Finding worthiness in weakness

Life in the Postmodern Shift

September 19, 2018 | Viewpoints | Volume 22 Issue 18
Troy Watson | Columnist
Troy Watson

In II Corinthians 12:9, Paul shares a message he received from God in response to his personal struggles: “My grace is sufficient for you, for power is made perfect in weakness.”

It’s no small thing to trust that God’s grace is sufficient for us regardless of what we’re going through. To accept that God’s grace is enough—no matter how difficult or painful our circumstances—is a radical way of life that completely changes how we perceive and interpret everything.

It’s what opens our eyes to see that “all things work together for good.” It enables us to stop judging experiences as negative or positive, because we know everyone and everything has a gift to offer us that will help us to grow and experience deeper peace, joy and communion with God. We slowly see that all of the things we thought we needed to be happy are illusions or prisons.

History demonstrates again and again that people with the least power and most suffering tend to understand this more than those of us with privilege, wealth, comfort and power. There is something about weakness that seems to increase the flow of God into our lives.

There are many opinions on what Paul means by weakness in this passage, but I believe he means the absence of power to do what we want to do, need to do or feel we ought to do. Our weaknesses are what we tend to despise about ourselves because we can’t control or fix them. They’re not choices we make or habits we develop. They are inherent inadequacies within our very beings. They are what’s wrong with who we are, in our eyes. They are where our shame lives.

To be naked and ashamed is the epitome of our fallenness and weakness. To be naked is to see our weak and vulnerable parts and realize how easily we can be hurt. Our default response is to pile on the fig leaves, to put on the protective armour to cover the tender parts. Out of sight, out of mind. We deny, hide and avoid our shame.

Some of our cultural attempts to mitigate shame may be making things worse. Being bombarded with mantras like “You can be anything you want to be” is inadvertently setting people up for disappointment and more shame in the end.

Research professor Brené Brown says that she sees a rising epidemic of narcissism rooted in the fear of being ordinary. She writes, “I see the fear of never feeling extraordinary enough to be noticed, to be lovable, to belong, or to cultivate a sense of purpose. . . . I see the culturing messaging everywhere that says an ordinary life is a meaningless life.”

Being ordinary is now perceived as a weakness you can—and should—transcend, because you are so amazing. This mindset makes accepting our weakness much more difficult. It depicts weakness as obstacles we can power through rather than realities we must accept and grow with. It also results in projecting our weakness onto others. Instead of dealing with our own shame, we shame others.

Brown observes that when we feel good about who we are, we don’t feel the need to judge or shame others. However, we tend to judge people in areas where we’re vulnerable to shame ourselves.
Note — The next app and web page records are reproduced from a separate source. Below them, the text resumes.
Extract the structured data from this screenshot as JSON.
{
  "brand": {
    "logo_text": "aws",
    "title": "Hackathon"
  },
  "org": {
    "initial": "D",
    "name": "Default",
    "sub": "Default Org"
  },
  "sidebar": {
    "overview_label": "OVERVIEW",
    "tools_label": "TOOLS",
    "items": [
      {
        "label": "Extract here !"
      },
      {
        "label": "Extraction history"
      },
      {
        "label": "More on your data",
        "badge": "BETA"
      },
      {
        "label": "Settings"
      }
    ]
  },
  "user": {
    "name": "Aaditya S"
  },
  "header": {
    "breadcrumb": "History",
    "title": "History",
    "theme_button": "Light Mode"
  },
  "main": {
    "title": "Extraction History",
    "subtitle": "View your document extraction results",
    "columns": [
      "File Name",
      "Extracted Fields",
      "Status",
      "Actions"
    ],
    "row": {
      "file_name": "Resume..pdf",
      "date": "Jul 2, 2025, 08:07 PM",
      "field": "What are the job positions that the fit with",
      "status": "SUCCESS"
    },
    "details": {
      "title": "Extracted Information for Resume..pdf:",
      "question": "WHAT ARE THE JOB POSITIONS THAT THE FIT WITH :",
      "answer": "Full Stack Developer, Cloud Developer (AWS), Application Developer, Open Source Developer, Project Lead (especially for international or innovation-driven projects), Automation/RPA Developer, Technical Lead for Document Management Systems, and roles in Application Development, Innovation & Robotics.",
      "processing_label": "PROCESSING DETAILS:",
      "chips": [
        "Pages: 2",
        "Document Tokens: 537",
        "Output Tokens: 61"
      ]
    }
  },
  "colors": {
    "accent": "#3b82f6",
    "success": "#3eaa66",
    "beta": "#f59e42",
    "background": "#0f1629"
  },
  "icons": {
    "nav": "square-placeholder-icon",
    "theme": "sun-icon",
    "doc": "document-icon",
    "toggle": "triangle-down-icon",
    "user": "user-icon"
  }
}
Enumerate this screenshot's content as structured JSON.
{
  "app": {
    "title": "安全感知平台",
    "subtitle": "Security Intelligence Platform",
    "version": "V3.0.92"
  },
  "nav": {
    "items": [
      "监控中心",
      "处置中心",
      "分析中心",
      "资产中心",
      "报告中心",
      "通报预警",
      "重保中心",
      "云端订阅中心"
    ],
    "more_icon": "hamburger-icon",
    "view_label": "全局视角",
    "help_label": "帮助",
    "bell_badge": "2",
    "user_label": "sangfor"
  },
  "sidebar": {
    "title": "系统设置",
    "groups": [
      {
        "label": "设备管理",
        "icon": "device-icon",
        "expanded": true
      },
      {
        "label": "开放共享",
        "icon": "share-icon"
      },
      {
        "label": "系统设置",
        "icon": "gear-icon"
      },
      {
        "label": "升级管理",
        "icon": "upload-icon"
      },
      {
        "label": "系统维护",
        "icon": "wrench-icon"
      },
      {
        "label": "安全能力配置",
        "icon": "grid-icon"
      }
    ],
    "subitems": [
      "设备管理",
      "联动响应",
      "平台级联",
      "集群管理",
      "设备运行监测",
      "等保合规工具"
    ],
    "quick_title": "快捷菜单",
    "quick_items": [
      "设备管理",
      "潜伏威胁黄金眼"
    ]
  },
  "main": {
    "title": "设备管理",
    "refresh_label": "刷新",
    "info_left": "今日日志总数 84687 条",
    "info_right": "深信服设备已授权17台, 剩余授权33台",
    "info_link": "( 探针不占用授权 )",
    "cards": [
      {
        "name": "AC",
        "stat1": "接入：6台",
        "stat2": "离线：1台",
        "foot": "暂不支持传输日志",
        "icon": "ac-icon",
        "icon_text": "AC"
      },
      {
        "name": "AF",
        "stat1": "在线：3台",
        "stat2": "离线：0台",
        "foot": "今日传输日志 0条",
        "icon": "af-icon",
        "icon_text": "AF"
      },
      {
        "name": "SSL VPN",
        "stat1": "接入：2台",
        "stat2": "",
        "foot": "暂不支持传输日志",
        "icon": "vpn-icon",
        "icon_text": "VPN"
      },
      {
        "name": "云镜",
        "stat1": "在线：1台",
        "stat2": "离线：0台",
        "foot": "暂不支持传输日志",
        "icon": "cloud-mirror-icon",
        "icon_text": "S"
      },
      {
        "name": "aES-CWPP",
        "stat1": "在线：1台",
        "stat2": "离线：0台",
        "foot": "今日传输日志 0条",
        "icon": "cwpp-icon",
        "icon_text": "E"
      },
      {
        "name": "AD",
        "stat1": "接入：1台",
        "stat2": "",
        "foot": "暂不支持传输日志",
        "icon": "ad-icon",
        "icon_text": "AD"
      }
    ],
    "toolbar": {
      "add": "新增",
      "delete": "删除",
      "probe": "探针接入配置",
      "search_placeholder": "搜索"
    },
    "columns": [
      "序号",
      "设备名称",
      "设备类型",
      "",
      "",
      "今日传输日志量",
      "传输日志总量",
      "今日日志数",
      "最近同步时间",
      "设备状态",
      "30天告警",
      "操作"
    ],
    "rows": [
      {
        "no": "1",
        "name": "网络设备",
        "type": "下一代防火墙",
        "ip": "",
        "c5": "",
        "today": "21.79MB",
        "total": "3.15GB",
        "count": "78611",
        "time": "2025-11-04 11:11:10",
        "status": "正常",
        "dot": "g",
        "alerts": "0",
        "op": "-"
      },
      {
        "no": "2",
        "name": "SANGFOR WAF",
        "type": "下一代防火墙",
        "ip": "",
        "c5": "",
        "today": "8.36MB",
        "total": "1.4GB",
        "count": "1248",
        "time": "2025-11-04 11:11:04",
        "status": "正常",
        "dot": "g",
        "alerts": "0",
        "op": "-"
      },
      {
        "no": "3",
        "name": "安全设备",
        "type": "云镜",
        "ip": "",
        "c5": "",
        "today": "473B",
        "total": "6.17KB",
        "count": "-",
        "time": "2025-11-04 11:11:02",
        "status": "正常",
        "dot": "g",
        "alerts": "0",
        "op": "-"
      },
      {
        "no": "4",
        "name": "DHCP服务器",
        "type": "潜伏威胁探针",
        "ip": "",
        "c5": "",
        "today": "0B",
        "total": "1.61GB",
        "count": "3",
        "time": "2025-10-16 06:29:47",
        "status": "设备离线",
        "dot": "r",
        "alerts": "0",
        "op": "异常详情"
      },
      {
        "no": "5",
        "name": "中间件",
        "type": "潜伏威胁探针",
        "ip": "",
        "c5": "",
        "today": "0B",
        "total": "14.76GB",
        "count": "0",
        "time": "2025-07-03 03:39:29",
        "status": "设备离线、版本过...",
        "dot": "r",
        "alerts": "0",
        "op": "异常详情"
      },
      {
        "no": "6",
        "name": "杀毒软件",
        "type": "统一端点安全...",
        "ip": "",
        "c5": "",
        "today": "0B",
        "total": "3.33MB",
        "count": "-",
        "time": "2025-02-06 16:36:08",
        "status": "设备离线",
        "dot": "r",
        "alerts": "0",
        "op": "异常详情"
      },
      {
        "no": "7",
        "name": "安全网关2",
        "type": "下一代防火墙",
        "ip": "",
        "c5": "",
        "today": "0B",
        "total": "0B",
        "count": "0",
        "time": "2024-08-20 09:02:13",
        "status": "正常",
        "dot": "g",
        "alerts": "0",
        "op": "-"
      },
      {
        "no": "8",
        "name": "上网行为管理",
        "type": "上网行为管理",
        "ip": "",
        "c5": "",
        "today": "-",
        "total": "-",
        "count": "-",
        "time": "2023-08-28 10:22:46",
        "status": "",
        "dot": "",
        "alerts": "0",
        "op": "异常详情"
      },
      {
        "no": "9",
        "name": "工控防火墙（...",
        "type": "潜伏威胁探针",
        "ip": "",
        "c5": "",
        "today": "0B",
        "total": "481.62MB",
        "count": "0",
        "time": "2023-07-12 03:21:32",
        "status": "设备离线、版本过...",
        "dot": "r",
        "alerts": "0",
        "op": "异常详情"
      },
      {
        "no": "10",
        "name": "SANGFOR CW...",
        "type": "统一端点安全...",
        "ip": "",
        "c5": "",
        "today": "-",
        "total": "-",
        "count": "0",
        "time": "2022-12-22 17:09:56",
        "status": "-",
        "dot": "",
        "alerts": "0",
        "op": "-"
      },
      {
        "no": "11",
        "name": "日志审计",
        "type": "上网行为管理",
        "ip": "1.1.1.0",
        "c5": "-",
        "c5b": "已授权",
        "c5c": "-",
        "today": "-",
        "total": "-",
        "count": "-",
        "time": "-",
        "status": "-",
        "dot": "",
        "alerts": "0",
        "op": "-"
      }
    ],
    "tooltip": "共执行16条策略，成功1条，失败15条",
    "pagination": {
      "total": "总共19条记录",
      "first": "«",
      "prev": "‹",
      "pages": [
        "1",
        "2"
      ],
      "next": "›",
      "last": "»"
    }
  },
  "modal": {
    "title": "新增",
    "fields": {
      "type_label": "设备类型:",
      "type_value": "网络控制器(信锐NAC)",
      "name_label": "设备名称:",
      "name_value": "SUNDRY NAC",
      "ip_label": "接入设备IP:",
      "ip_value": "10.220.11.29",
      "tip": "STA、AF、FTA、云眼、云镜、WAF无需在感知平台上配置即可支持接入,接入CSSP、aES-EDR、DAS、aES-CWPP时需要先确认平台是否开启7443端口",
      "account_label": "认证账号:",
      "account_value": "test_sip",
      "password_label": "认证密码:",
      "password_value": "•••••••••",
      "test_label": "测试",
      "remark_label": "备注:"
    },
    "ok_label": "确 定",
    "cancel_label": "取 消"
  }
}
When we deny or avoid our weakness, we end up judging others and ourselves as unworthy, which only leads to more shame. Shame is essentially rooted in the belief “I’m not enough.” I’m not good enough, smart enough, attractive enough or spiritual enough. Most of us don’t feel worthy of love and acceptance as we are. Yet Brown observed that some people do feel deep love and belonging in their lives, and she was surprised to discover that the only difference between these people and the rest of us who struggle to experience worthiness, is belief. The difference is that they believe they are worthy of love and belonging.

The value of belief has been overvalued in the church for centuries, but we would be foolish to dismiss it entirely. One of the greatest gifts God’s Spirit gives us is the power of belief. Not only beliefs about God, but about ourselves. Like the belief we are worthy of love, acceptance and belonging, just as we are. Yet we only experience this sense of “worthiness” through weakness, by entering our shame and accepting the areas in our lives where we are powerless.

I didn’t learn this from the church, though. I learned this through addiction recovery.

Troy Watson is a recovering addict and pastor of Avon Mennonite Church in Stratford, Ont.

Troy Watson

Share this page:

Add new comment

Canadian Mennonite invites comments and encourages constructive discussion about our content. Actual full names (first and last) are required. Comments are moderated and may be edited. They will not appear online until approved and will be posted during business hours. Some comments may be reproduced in print.